- Believe them Just because someone ‘looks’ healthy or has good days where they have more energy or less pain, this doesn’t mean they’re not suffering. Chronic pain can take many forms, both internally and outwardly. It is important that your loved ones know they’re being taken seriously, and that their pain isn’t discounted by those they depend on for support.
- Ask them Many pain sufferers don’t want to sound ‘whiny’ or share unsolicited information about what they’re going through. Yet, they may feel the need to express what they’re experiencing with those they feel closest to. By asking them open-ended questions about their pain, you’re giving them permission to let it out without feeling like an imposition to others.
- Include them When you know someone is having a hard time performing everyday activities, it’s easy to assume they don’t want to take part in certain events. But isolation can make pain sufferers feel very alone and unwanted, so invite them anyway; even if they don’t accept the invite, or they accept your invitation but can’t actively participate, the simple gesture of being invited can be of great value to helping them feel wanted and included.
- Be patient Chronic pain is difficult for the sufferer, and often as hard for those around them. While being exposed to the ups and downs associated with pain conditions may sometimes be challenging, try to be patient and remember that they’re going through a tough process. Making them feel guilty for feeling bad will only make them feel worse.
- Make it easy for them to accept your offers of help Despite the obstacles presented by chronic pain, many sufferers don’t want to be a burden to those around them. Yet, they may genuinely need help. The best way to offer assistance without causing them guilt is to make the help you offer sound easy; if they hear in your tone that supporting them is stressing you out, they’re less likely to accept your assistance. Let them know that whatever they need, it’s “no big deal” to help them.

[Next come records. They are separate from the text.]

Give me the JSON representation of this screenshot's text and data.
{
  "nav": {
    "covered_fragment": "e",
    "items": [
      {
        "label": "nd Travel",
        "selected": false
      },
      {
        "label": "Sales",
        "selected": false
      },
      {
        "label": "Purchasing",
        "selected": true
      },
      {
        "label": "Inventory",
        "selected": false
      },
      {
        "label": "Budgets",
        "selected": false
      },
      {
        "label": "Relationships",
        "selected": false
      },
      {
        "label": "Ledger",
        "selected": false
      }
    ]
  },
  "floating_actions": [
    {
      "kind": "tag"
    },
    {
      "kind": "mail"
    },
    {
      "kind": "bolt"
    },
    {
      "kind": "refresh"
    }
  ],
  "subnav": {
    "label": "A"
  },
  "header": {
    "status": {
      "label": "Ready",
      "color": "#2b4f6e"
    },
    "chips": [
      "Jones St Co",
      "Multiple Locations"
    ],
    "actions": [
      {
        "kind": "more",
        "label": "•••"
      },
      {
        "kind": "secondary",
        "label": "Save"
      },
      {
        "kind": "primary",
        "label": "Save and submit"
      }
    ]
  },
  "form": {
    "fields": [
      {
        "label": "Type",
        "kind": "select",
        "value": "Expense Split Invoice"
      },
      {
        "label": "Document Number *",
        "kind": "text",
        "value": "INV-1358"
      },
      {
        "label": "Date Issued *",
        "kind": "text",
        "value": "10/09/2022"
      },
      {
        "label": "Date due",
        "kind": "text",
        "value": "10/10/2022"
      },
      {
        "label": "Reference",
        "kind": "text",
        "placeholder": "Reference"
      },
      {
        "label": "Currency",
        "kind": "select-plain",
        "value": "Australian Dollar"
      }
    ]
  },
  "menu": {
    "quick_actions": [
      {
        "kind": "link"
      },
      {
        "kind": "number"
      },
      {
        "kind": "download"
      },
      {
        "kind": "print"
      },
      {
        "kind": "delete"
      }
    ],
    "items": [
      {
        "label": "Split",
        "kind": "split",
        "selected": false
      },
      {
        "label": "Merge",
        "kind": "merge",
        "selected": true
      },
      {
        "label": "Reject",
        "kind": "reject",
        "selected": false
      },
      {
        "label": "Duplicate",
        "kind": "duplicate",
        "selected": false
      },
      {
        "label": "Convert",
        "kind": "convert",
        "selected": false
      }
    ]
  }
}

- Allow them to feel ‘normal’ Don’t treat chronic pain sufferers as overly fragile or incapable. They may have some diminished capabilities, but walking on eggshells around them and treating them differently than usual detracts from their overall living experience. Enabling them to enjoy as normal a lifestyle as possible can help them move forward with a greater sense of purpose and self-worth.
- Avoid presumptions When you truly care about someone, you may be compelled to ask questions or take actions that you think they want or need. But not all pain sufferers appreciate deeply personal questions, such as inquiries about medications or details about medical procedures. Others may take offense to being touched without invitation or enduring repeated offers of physical assistance. Those desiring ‘personal space’ may view such things as invasive or meddlesome. The best approach is to ask how you can be of help in a non-invasive manner, then let them tell you what they need.
Remember, the best way you can be there for your loved ones is to be there. Follow their cues and don’t try to dictate how they should feel, or what is best for them. Everyone experiences chronic pain in different ways; simply caring, listening and applying some of the above ideas will go a long way to help make their world a better, happier place in spite of the pain.
There is Help for Friends and Family Who Suffer from Chronic Pain Conditions
While you can’t assume you have a ‘magic pill’ to take their pain away, you can still point loved ones in the right direction if they haven’t yet sought treatment for their chronic pain. They may not realize there are many powerful solutions to help reduce or eliminate their suffering, and since pain conditions can be debilitating, many sufferers don’t have the energy to explore the options that are available to them.
This is where you can help. Tell them about Florida Pain Relief Centers, and our expert pain management physicians will take it from there. It’s simple to set up a consultation at one of our many clinic locations so they can learn about the many life-changing treatment options available for a more pain-free quality of life. We want to help make their lives enjoyable, not just bearable.
The best way you can support your loved ones living with chronic pain is to let them know how easy it is to call Florida Pain Relief Centers at (800) 215-0029 or to click the button below to schedule a consultation online for one of our many clinic locations.